Miss Peregrine's Home For Peculiar Children, the book's cover read in wavery chalkboard style letters. I stared at the faintly Gothic photograph that made up the cover. A young girl in a paper crown and a melancholy expression floated a foot above the ground. Behind her, skeletal trees stood tall. Intrigued, I opened up the book and began to read.
Six-year old Jacob Portman is enraptured by his grandfather's stories of a magical home where children with peculiar powers lived.
Ten years later, Jacob still longs for his grandfather's stories to take him away from a seemingly inescapable fate of working in the family-owned drugstore for the rest of his life. It appears that crafting the Empire State building from diapers is the closest he'll ever get to seeing faraway places.
But when something attacks and kills Jacob's grandpa in the woods outside his home, everything changes. Jacob spotted the monster that took his grandfather's life, and it's a demon straight from his long ago bedtime stories. His parents' response is to take him to see a psychiatrist, but Jacob convinces his doctor to let him visit Wales, the place where his grandfather's stories took place.
And while he's there, he discovers that the monsters aren't the only things of his grandfather's stories that are true.
For me, Miss Peregrine's Home for Peculiar Children was a quick read.
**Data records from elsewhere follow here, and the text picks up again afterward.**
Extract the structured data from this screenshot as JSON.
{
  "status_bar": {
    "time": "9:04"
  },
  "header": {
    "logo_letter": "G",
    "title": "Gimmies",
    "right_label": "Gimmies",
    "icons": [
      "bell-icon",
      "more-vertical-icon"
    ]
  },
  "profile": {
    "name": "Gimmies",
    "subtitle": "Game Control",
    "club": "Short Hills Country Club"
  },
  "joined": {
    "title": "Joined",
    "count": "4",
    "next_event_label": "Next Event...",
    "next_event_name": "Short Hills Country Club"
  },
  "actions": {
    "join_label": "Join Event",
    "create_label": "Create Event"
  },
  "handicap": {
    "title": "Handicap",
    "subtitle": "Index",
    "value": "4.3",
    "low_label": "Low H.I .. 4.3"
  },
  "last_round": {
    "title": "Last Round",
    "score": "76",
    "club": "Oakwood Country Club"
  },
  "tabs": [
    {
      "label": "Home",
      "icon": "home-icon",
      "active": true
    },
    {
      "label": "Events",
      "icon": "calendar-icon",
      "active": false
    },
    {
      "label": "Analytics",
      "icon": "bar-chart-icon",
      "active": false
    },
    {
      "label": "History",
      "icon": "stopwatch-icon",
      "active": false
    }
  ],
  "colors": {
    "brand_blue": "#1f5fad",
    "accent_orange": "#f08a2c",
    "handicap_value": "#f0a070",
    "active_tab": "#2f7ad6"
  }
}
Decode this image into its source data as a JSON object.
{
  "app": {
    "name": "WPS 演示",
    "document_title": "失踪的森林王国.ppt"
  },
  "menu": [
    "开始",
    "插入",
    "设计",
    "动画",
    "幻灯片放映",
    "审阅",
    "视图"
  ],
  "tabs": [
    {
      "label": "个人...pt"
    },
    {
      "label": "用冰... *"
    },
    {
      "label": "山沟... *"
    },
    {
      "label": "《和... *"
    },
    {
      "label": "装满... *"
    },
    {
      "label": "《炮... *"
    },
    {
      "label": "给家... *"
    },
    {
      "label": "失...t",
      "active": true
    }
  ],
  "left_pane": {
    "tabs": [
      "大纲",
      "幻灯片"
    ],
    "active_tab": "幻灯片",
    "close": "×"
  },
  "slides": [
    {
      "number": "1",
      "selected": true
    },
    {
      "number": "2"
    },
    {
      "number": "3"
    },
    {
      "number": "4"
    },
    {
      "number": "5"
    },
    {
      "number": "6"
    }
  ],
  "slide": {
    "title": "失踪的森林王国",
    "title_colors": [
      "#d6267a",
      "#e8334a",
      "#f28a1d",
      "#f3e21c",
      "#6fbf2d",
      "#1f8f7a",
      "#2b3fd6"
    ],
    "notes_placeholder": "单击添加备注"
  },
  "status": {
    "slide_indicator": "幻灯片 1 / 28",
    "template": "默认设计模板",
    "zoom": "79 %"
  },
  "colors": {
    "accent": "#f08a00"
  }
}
There's a pervading sense of urgency and immediacy that flavours the novel. The monsters are just shocking enough that you won't want to read this book alone at midnight, but not so shocking that you can't read it at, say, ten o'clock. The pictures scattered though the book are all found photography, and lend an air of antiquity and sadness to the novel. They, and the spotless prose, make this book well-worth a read.